Share

UN nuclear watchdog: Iran stays within limits of 2015 deal

Share

VIENNA (AP) — Iran is continuing to comply with the landmark 2015 deal with major powers aimed at preventing Tehran from building atomic weapons in exchange for economic incentives despite the United States withdrawing from the pact and re-imposing sanctions, the U.N. nuclear watchdog said Friday.

In a confidential quarterly report distributed to its member states and reviewed by The Associated Press, the International Atomic Energy Agency said Iran has been abiding with key limitations set in the so-called Joint Comprehensive Plan of Action, or JCPOA.

The U.S. pulled out of the deal in May and has been pressuring remaining signatories to abandon it as well.

Every IAEA quarterly report issued since Washington withdrew from the pact reported Iran remained in compliance. A senior diplomat said no noticeable changes in Tehran’s level of cooperation have been seen since the reinstatement of U.S. sanctions.

“It is continuing at the same level as before,” said the diplomat, who spoke on condition of anonymity because he wasn’t officially authorized to discuss the report.

Trending:
Report: Judge Judy Ditches Longtime Bailiff Because of Cost Concerns - But She Makes $47 Million Per Year

In its latest report, the Vienna-based agency said its inspectors still have access to all sites and locations in Iran they need to visit.

“Timely and proactive cooperation by Iran in providing such access facilitates implementation of the Additional Protocol and enhances confidence,” the report stated, referring to the procedure detailing safeguards and tools for verification.

The same language appeared in past quarterly reports,

The U.N. agency noted that Iran’s stocks of heavy water and low-enriched uranium still were under the limits set in the 2015 pact.

The other nations involved in the JCPOA — Germany, Britain, France, Russia and China — along with the European Union have so far shown no inclination to abandon the agreement. They instead have tried to provide Iran with enough economic incentives to keep it alive.

Last month, Britain, France and Germany established a barter-type system known as INSTEX that is designed to allow their businesses to skirt direct financial transactions with Iran and thereby evade possible U.S. sanctions.
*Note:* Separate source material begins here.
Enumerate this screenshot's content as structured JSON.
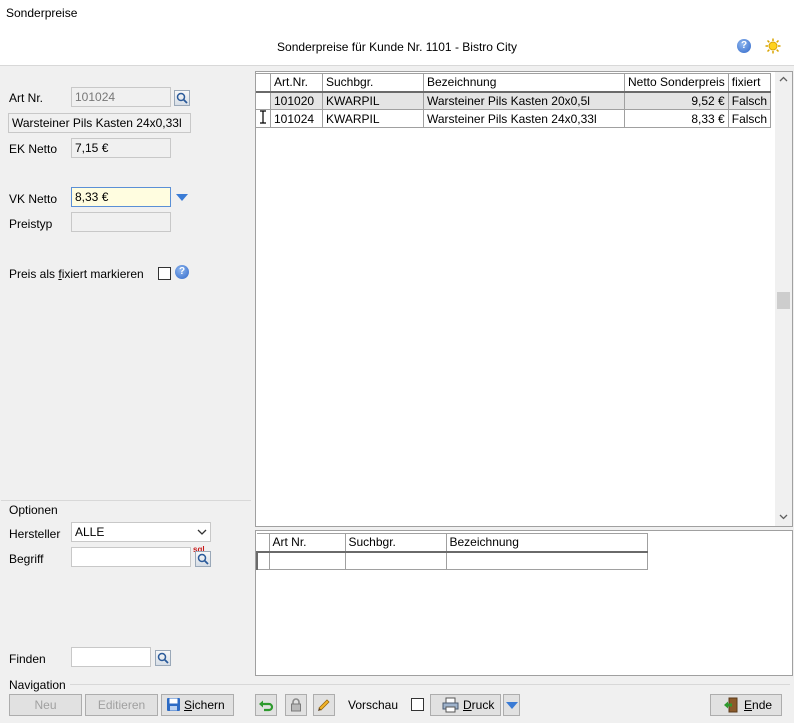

Plans call for the payment system to be run from Germany as a financial institution.

The plan has angered Washington, despite reassurances from the Europeans that their initiative would concentrate on products not currently subject to U.S. sanctions, such as medicine, medical supplies and agricultural goods, rather than on broader trade.

Still, at the Munich Security Conference last weekend, U.S. Vice President Mike Pence slammed INSTEX as “undermining” the U.S. sanctions and called on the Europeans to abandon the Iran nuclear deal altogether.

Illustrating the difficulties facing the nations trying to sustain the nuclear deal as they balance American concerns and demands from Tehran, Iranian Foreign Minister Mohammad Javad Zarif told the Munich conference INSTEX does not go far enough.

Related:
Gear Up to Vaccinate Your Children; Health Officials Are Pushing States to Order What's Required

“Europe needs to be willing to get wet if it wants to swim against a dangerous tide of U.S. unilateralism,” Zarif said.

_____

David Rising in Berlin contributed to this story.

The Western Journal has not reviewed this Associated Press story prior to publication. Therefore, it may contain editorial bias or may in some other way not meet our normal editorial standards. It is provided to our readers as a service from The Western Journal.

Truth and Accuracy

Submit a Correction →



loading

We are committed to truth and accuracy in all of our journalism. Read our editorial standards.

Tags:
Share
The Associated Press is an independent, not-for-profit news cooperative headquartered in New York City. Their teams in over 100 countries tell the world’s stories, from breaking news to investigative reporting. They provide content and services to help engage audiences worldwide, working with companies of all types, from broadcasters to brands.
The Associated Press was the first private sector organization in the U.S. to operate on a national scale. Over the past 170 years, they have been first to inform the world of many of history's most important moments, from the assassination of Abraham Lincoln and the bombing of Pearl Harbor to the fall of the Shah of Iran and the death of Pope John Paul.

Today, they operate in 263 locations in more than 100 countries relaying breaking news, covering war and conflict and producing enterprise reports that tell the world's stories.
Location
New York City




loading

Conversation